Whereas some consider it a somber monument, it is undeniable that it is the best representation of what Romania underwent during its communist period. Due to its immense physical, historical and even psychical stature, it will forever remain highly visited.

A population of 2 million totals as the largest city and capital of Romania. Bucharest is located in the South-Eastern part of the country, alongside the Dambovita River. It is, by definition, the financial, industrial and cultural center of Romania.

First attested in 15th century, legend says it was founded by a shepherd called Bucur, a Romanian words which means “joy”, Bucuresti roughly translating as “people of Bucur”.
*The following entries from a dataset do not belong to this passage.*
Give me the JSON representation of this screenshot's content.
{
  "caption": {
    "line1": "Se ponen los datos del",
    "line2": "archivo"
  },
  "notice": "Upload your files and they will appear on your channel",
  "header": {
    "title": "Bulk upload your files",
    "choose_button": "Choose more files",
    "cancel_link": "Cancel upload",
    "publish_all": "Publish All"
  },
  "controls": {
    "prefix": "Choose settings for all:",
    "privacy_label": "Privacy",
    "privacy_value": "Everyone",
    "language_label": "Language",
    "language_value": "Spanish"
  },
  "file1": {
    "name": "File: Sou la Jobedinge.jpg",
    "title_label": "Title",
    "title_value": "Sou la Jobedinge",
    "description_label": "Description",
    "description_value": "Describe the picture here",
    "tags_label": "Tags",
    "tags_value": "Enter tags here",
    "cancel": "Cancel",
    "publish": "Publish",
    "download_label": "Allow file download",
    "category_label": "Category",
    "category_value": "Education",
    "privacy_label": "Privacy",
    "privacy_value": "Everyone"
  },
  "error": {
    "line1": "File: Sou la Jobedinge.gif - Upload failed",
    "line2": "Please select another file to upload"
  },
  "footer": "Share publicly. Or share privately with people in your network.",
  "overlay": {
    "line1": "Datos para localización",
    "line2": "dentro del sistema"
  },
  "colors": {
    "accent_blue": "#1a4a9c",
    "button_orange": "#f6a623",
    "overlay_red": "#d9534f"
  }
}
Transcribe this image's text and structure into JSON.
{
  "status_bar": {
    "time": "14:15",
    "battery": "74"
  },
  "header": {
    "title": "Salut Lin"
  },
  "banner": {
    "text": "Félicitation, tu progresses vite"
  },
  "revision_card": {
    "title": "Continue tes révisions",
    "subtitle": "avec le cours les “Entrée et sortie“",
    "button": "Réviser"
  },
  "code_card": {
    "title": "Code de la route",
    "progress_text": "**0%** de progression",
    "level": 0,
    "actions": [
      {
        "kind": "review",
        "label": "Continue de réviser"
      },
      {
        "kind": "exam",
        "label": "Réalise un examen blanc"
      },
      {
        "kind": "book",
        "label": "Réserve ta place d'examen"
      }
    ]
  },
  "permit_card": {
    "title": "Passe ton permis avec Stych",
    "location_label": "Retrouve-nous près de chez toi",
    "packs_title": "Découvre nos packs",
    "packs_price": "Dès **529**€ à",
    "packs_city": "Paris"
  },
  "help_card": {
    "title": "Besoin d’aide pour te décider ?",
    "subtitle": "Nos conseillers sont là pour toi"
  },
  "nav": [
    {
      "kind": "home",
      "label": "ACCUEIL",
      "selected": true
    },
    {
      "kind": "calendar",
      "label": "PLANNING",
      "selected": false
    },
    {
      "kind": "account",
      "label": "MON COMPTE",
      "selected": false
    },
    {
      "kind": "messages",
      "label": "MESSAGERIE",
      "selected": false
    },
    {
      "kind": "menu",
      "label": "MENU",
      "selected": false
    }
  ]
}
Bucharest became the capital of Romania in 1862, when the first government and parliament took form. The city’s architecture fills the streets with a dazzling mélange of neo-classical, Bauhaus, art deco, communist and modern buildings. The inter-war period found Bucharest in a full-dressed manifesto of sophistication and elitism and like this it got its nickname of “Little Paris”.

The most outstanding landmark of Bucharest is undoubtedly the Palace of the Parliament, which was built at the special request of Nicolae Ceausescu, the dictator of Communist Romania. It is one of the world’s largest and heaviest buildings, with an estimated cost of a whopping 3 billion euro, having entered the Guinness World Records 3 times.

There are plenty other notable sights in Bucharest, such as the Arch of Triumph, designed after the Parisian Arc de Triomphe or the Romanian Athenaeum. The most captivating and charismatic street of the City of Joy is Victory Avenue. A promenade along this street, with its ends in Victory Square and United Nations Square, will enable tourists to discover breathtaking Belle Epoque buildings like the National History Museum, Cantacuzino Palace, Grand Hotel Continental, Central University Library “Carol I”, Athenee Palace Hotel, Macca-Villacrosse Passage and Revolution Square.

Other iconic markers are the large Herastrau and the old Cismigiu Parks, the Grigore Antipa Natural History Museum, the Village Museum, National Art Museum, Cotroceni Palace and Museum and other 56 dedicated museums and memorial houses.

The Old Town of Bucharest, Lipscani, is where the merchants of the 15th century installed their shops. In present time, it nests an endless variety of cafes, restaurants, shops, art galleries, night clubs and what not.

As it is a cultural center, Bucharest hosts innumerable events and festival, be them newcomers or already traditions. International Opera Festival, Bucharest Biennale, CowParade, Chinese New Year’s Eve, Bucharest of Old, Summer Well, these are events not to be missed.

Needless to say, Bucharest is the home of national television channels, newspapers, radios, and all famous people. It also has two international airports; therefore it can easily adjust to every type of budget. Accommodation goes from modern to classical and from traditional to luxurious. These aspects make the capital of Romania suitable for absolutely all tourists. It is the ideal starting point of a tour through Romania, as well as a tour of must-see capitals of Europe.